I recently met Solitude in a brand new place, the train.  My new job (yeah, I know, I still haven’t told you guys about that) necessitates me traveling on the train to San Francisco once every few weeks.  I actually love the train, watching out the windows as the beautiful landscape passes by my window.  Sitting in the first car, I can hear the train’s horn as it sounds going through the populated areas.  It’s constant and muffled inside the cabin, and reminds me of the distant fog horns I heard living at the beach, which I also loved.  I find the sounds soothing, a marker of life moving forward, reminding others to stay safe and be well.

My grandfather spent his life working for the railroad.  My mom told me such sweet stories about him, and her memories being the daughter of a railroad man.  I never knew him, he passed long before I was born, but the way I feel on trains makes me know his blood definitely courses through my veins.
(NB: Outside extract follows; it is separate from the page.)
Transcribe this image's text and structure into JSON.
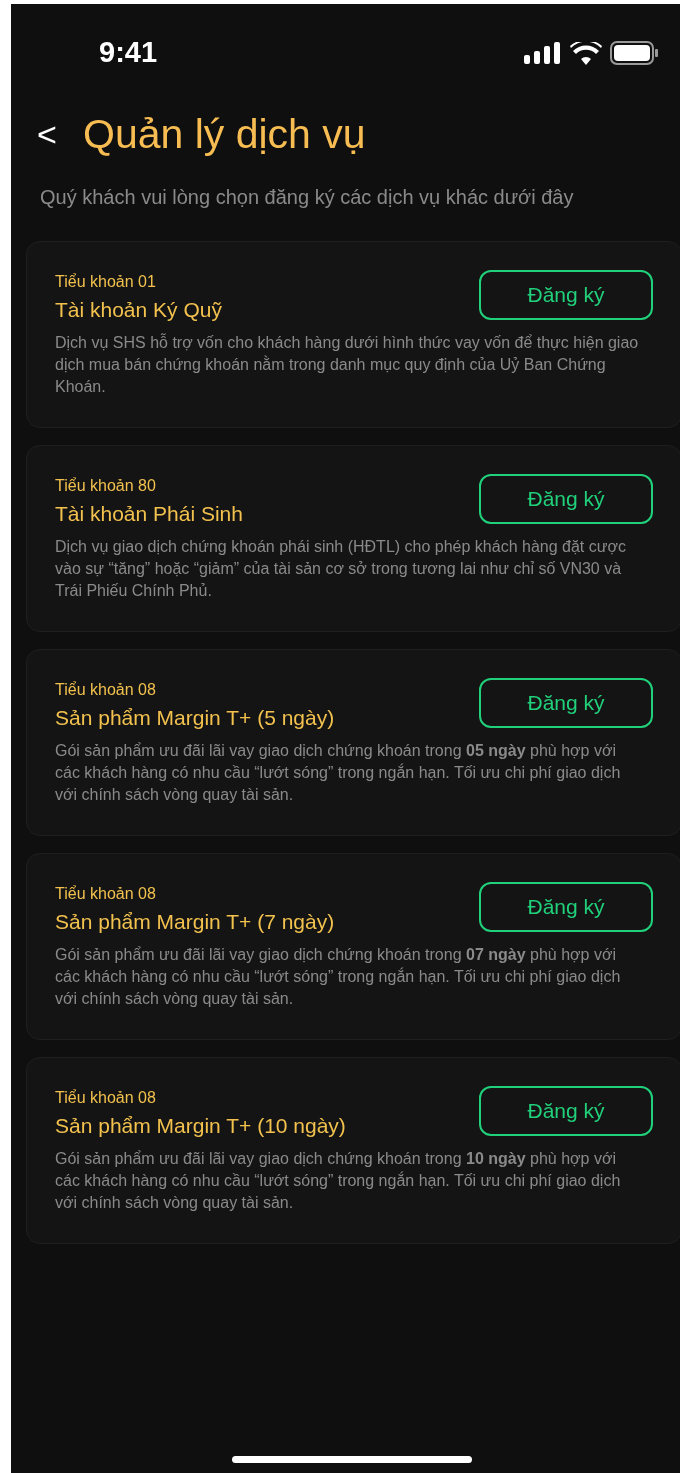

My train ride begins in Auburn at 6:30 a.m.  We are the first stop.  The train sits empty, quietly awaiting us first arrivals that will board in Auburn.  We are also the last stop of the day when we return at 6:30 p.m.  A full day, 12 hours later we pull sleepily back into the station.  The last 30 minutes of the ride are the most beautiful as we snake through the foothills.

Last week during the last 30 minutes, I looked up to realize I was the only one left in the train car.  My pal, Solitude, had surprised and delighted me once again.  The feeling is a bit hard to describe, even for one who loves words … but the best I can describe what I feel is that I breathe deep without even trying, I relax, I feel a little mischievous, I begin to fill the space even if that’s just in my mind, and I enjoy it for as long as it lasts. And when I must part with my pal, I feel like I’m walking on air.

Solitude and I rode through the hills together in my empty compartment until I bid him farewell as we pulled into Auburn.  I tipped my hat, told him not to be a stranger, and that I hoped to see him again soon.

I got my wish today, as I swam my last laps in our HOA pool before it closes this weekend for the winter.  There was only one other swimmer that left me alone for the last 20 minutes of my swim.  Once again, I was blessed to swim alone, and quietly say my goodbyes to the waves for another season, but hopefully not Solitude.

This weekend we join our beloved lifelong friends to celebrate the marriage of their son.  Contrasts in life, the importance of mixin’ it  up …. life is full of treasures.

Namaste